Idlers 88 in turn mesh with spur gears 91 which are secured to beveled differential gears 92 journaled by two pairs of ball bearings 93 on trunnions 95 of yoke 94. Trunnions 95 are journaled in the housing by means of ball bearings 96. The yoke 94 also has a shaft 97 which by means of two ball bearings 98 journals a bevel gear 99 which is in mesh with the differential gears 92 whose gear ratio is approximately 121 in order to provide about equal stiffness in both the elevation and twist motions. The bevel gear 99 is held in mesh with the differential gears by means of a snap ring 100 which is at the lower side of the lower ball bearing 98.
Angular movement of the yoke 94 about the trunnions 95 is limited by means of the dimensions of the opening in the housing through which the shank of bevel gear 99 extends. The Wrist joints of the slave arm are of similar construction. The handle 62 or the tongs 63 is secured to the shank of the bevel gear. Projections 103, which are cast into the yoke, lie in the path of pegs 104 which are set in the differential gears 92. Engagement of the pegs 104 with the projections 103 limits the angular movement of the differential gears 92 in both directions and, since the take-up sections 75 are geared to the differential gears 92, the angular movement of the take-up sections is limited, with corresponding limit of tape movement.

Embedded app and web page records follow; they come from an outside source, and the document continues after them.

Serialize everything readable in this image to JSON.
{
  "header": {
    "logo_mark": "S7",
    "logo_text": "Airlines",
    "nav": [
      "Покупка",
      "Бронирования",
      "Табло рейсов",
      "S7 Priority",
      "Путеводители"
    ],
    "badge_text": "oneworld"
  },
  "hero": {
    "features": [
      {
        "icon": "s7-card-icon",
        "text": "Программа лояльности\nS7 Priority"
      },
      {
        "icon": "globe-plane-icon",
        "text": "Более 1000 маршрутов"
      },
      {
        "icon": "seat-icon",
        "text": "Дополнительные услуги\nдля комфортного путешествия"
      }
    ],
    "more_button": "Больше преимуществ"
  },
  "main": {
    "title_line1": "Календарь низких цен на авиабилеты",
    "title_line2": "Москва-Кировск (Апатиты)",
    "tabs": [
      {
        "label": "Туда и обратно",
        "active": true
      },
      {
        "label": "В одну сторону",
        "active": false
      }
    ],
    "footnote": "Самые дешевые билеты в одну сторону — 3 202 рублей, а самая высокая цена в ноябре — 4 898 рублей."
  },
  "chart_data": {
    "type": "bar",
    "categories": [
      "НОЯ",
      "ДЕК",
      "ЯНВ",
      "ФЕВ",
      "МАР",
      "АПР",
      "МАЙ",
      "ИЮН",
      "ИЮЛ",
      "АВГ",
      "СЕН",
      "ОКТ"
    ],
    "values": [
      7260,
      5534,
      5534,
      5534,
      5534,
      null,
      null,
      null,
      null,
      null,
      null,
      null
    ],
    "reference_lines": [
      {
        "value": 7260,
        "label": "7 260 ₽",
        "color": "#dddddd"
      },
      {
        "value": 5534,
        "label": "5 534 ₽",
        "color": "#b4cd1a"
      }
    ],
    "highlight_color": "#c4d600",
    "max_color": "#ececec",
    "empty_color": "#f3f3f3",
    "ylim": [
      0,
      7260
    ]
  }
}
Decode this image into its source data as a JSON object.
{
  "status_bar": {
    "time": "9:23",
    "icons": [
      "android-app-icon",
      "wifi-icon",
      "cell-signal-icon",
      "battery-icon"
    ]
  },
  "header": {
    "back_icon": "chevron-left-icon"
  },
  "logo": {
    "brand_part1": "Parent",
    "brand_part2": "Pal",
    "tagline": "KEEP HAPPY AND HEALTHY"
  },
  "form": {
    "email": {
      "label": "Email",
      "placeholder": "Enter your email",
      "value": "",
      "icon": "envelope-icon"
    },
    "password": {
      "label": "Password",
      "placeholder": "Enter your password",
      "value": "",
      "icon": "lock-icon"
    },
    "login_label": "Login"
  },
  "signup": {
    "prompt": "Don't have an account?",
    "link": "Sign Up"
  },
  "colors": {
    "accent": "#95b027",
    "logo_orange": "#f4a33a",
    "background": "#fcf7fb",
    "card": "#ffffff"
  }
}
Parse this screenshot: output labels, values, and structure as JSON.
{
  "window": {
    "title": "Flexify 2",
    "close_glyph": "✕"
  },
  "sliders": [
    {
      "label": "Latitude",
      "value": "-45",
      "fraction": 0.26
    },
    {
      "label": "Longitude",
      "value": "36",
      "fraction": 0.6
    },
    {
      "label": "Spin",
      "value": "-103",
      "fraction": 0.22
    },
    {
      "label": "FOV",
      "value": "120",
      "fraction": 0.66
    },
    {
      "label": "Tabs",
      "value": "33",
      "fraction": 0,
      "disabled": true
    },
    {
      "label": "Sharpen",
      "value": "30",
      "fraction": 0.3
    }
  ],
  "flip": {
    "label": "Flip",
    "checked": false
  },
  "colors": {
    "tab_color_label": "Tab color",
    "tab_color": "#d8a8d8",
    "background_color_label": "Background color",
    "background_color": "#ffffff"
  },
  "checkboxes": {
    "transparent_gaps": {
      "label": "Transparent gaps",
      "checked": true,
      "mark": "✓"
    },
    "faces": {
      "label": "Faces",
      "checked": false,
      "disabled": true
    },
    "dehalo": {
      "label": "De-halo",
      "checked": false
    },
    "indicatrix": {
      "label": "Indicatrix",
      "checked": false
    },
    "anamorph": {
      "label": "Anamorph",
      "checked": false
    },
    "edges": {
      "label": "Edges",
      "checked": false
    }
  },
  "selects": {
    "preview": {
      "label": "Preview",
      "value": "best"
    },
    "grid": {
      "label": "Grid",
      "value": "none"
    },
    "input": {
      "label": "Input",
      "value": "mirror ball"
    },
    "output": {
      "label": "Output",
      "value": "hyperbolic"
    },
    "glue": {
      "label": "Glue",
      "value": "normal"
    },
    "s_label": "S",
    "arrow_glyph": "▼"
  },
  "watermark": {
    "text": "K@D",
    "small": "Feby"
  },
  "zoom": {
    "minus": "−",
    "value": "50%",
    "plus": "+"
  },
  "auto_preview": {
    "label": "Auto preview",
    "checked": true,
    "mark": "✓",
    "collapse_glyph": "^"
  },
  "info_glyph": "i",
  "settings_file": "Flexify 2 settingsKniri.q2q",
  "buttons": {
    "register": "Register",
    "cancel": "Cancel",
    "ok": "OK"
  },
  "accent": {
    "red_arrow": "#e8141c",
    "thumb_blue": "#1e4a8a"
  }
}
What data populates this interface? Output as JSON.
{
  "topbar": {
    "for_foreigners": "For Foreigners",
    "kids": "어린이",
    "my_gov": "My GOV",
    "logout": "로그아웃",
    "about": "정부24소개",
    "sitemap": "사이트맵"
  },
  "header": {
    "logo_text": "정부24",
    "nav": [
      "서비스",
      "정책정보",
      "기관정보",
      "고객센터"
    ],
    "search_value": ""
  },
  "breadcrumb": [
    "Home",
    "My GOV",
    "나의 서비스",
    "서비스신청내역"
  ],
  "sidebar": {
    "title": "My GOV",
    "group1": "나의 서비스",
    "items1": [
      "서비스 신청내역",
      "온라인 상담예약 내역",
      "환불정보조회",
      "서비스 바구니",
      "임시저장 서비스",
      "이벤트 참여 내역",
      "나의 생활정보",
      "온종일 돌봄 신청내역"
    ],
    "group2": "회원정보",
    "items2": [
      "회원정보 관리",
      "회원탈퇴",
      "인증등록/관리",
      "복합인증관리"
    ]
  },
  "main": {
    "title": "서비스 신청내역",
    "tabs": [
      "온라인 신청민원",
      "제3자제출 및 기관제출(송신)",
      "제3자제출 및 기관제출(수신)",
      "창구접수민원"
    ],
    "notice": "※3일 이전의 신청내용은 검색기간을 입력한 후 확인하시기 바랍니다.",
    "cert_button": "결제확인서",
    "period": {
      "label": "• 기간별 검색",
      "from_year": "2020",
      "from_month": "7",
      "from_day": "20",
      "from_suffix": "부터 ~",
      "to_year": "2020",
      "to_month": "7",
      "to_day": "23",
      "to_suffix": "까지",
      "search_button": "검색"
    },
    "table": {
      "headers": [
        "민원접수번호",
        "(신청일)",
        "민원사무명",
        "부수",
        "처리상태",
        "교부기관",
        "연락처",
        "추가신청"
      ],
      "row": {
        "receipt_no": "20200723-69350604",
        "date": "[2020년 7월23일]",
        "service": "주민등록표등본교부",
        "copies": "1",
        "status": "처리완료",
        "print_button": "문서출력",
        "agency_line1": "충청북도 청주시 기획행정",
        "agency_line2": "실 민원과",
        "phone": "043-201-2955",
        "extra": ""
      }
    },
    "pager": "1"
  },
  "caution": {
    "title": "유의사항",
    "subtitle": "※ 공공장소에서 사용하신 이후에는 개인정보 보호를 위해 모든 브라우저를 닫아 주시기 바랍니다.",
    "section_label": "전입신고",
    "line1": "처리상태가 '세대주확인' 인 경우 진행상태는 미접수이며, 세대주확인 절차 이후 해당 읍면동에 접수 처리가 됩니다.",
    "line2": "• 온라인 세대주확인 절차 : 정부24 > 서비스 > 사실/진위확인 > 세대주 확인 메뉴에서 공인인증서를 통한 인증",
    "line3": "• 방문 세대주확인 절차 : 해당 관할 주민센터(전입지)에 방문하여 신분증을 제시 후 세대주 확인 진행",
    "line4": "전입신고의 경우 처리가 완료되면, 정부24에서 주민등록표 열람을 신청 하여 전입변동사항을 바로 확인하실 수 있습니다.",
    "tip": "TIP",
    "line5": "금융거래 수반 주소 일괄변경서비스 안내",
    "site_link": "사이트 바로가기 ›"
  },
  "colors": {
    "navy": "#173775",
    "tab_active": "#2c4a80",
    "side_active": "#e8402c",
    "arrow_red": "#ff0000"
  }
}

A guide pulley 105 is journaled on the shaft 72 by means of ball bearing 106 between the tubular members 73. The pulley 105 is engaged by tong cable 107 which extends thereover, being guided between two guide pulleys 108 journaled by ball hearings on the yoke 94. The cable 107 extends from the pulleys 108 through the hollow shaft 97 of the yoke 94 to the cable pulley 315 or handle 62, in the case of the master arm Wrist joint. The corresponding cable 107a similarly extends from the slave arm wrist joint to operate the tong means, as more fully described hereinafter. A pair of guide pulleys 300 for tapes 76 and 79 are journaled on a shaft 301 in the top of the wrist joint housing by means of ball bearings 302.
The top end of tubular boom tube 64 is provided with an annular extension 208 secured by fastening means 209 and supporting a bearing 210, which in turn supports an 5 annular boom tube head 211. The head member 211 is